>>>>

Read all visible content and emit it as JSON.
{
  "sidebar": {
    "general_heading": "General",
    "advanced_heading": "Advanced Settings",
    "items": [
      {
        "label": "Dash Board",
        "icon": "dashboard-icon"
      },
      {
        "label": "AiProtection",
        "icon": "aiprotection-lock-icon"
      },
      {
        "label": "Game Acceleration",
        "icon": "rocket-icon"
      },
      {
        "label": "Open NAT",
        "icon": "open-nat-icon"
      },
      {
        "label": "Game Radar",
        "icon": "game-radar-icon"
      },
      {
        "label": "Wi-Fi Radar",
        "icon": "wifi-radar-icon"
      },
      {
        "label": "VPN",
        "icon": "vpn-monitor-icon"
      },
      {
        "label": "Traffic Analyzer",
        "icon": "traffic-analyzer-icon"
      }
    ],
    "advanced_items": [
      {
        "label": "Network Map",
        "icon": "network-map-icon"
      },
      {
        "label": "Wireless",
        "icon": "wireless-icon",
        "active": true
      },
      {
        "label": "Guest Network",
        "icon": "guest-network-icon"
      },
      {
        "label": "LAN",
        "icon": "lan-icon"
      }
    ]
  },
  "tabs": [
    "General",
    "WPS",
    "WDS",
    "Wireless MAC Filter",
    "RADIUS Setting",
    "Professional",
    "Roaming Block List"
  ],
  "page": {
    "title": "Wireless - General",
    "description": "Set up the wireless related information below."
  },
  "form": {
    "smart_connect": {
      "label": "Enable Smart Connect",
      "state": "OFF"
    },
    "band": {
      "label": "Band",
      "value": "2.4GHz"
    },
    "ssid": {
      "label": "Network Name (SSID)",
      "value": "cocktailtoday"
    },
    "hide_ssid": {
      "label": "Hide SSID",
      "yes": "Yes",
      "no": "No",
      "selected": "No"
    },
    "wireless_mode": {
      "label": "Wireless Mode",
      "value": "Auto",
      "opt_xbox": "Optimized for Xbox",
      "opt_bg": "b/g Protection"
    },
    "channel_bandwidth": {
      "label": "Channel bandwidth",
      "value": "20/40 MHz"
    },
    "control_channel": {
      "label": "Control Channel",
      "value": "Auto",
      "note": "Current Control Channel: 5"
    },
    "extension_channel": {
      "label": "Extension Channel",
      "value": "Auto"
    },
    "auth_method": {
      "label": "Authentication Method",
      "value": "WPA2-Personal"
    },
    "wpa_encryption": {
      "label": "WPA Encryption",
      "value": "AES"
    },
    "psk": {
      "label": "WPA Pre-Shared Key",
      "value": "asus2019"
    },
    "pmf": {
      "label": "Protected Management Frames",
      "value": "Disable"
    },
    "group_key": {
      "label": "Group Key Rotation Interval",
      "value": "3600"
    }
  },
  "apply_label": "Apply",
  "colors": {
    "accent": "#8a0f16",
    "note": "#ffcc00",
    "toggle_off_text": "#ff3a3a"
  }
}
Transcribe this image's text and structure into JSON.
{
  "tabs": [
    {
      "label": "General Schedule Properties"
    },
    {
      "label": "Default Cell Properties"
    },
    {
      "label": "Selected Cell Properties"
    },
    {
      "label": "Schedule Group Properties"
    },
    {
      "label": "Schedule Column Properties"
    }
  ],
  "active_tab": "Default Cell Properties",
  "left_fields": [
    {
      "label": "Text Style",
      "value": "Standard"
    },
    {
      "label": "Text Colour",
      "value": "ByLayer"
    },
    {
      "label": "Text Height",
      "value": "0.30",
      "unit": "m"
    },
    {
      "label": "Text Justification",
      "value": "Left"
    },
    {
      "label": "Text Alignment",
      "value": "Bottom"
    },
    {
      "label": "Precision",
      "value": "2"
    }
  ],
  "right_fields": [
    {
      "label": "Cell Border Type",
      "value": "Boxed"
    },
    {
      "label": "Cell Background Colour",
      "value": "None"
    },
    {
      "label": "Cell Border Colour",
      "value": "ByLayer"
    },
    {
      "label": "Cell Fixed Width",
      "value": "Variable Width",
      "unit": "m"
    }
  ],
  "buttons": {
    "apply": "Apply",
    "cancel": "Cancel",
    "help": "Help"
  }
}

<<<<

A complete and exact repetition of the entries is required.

Solution to the problem.
Read all visible content and emit it as JSON.
{
  "sidebar": {
    "general_heading": "General",
    "advanced_heading": "Advanced Settings",
    "items": [
      {
        "label": "Dash Board",
        "icon": "dashboard-icon"
      },
      {
        "label": "AiProtection",
        "icon": "aiprotection-lock-icon"
      },
      {
        "label": "Game Acceleration",
        "icon": "rocket-icon"
      },
      {
        "label": "Open NAT",
        "icon": "open-nat-icon"
      },
      {
        "label": "Game Radar",
        "icon": "game-radar-icon"
      },
      {
        "label": "Wi-Fi Radar",
        "icon": "wifi-radar-icon"
      },
      {
        "label": "VPN",
        "icon": "vpn-monitor-icon"
      },
      {
        "label": "Traffic Analyzer",
        "icon": "traffic-analyzer-icon"
      }
    ],
    "advanced_items": [
      {
        "label": "Network Map",
        "icon": "network-map-icon"
      },
      {
        "label": "Wireless",
        "icon": "wireless-icon",
        "active": true
      },
      {
        "label": "Guest Network",
        "icon": "guest-network-icon"
      },
      {
        "label": "LAN",
        "icon": "lan-icon"
      }
    ]
  },
  "tabs": [
    "General",
    "WPS",
    "WDS",
    "Wireless MAC Filter",
    "RADIUS Setting",
    "Professional",
    "Roaming Block List"
  ],
  "page": {
    "title": "Wireless - General",
    "description": "Set up the wireless related information below."
  },
  "form": {
    "smart_connect": {
      "label": "Enable Smart Connect",
      "state": "OFF"
    },
    "band": {
      "label": "Band",
      "value": "2.4GHz"
    },
    "ssid": {
      "label": "Network Name (SSID)",
      "value": "cocktailtoday"
    },
    "hide_ssid": {
      "label": "Hide SSID",
      "yes": "Yes",
      "no": "No",
      "selected": "No"
    },
    "wireless_mode": {
      "label": "Wireless Mode",
      "value": "Auto",
      "opt_xbox": "Optimized for Xbox",
      "opt_bg": "b/g Protection"
    },
    "channel_bandwidth": {
      "label": "Channel bandwidth",
      "value": "20/40 MHz"
    },
    "control_channel": {
      "label": "Control Channel",
      "value": "Auto",
      "note": "Current Control Channel: 5"
    },
    "extension_channel": {
      "label": "Extension Channel",
      "value": "Auto"
    },
    "auth_method": {
      "label": "Authentication Method",
      "value": "WPA2-Personal"
    },
    "wpa_encryption": {
      "label": "WPA Encryption",
      "value": "AES"
    },
    "psk": {
      "label": "WPA Pre-Shared Key",
      "value": "asus2019"
    },
    "pmf": {
      "label": "Protected Management Frames",
      "value": "Disable"
    },
    "group_key": {
      "label": "Group Key Rotation Interval",
      "value": "3600"
    }
  },
  "apply_label": "Apply",
  "colors": {
    "accent": "#8a0f16",
    "note": "#ffcc00",
    "toggle_off_text": "#ff3a3a"
  }
}
Transcribe this image's text and structure into JSON.
{
  "tabs": [
    {
      "label": "General Schedule Properties"
    },
    {
      "label": "Default Cell Properties"
    },
    {
      "label": "Selected Cell Properties"
    },
    {
      "label": "Schedule Group Properties"
    },
    {
      "label": "Schedule Column Properties"
    }
  ],
  "active_tab": "Default Cell Properties",
  "left_fields": [
    {
      "label": "Text Style",
      "value": "Standard"
    },
    {
      "label": "Text Colour",
      "value": "ByLayer"
    },
    {
      "label": "Text Height",
      "value": "0.30",
      "unit": "m"
    },
    {
      "label": "Text Justification",
      "value": "Left"
    },
    {
      "label": "Text Alignment",
      "value": "Bottom"
    },
    {
      "label": "Precision",
      "value": "2"
    }
  ],
  "right_fields": [
    {
      "label": "Cell Border Type",
      "value": "Boxed"
    },
    {
      "label": "Cell Background Colour",
      "value": "None"
    },
    {
      "label": "Cell Border Colour",
      "value": "ByLayer"
    },
    {
      "label": "Cell Fixed Width",
      "value": "Variable Width",
      "unit": "m"
    }
  ],
  "buttons": {
    "apply": "Apply",
    "cancel": "Cancel",
    "help": "Help"
  }
}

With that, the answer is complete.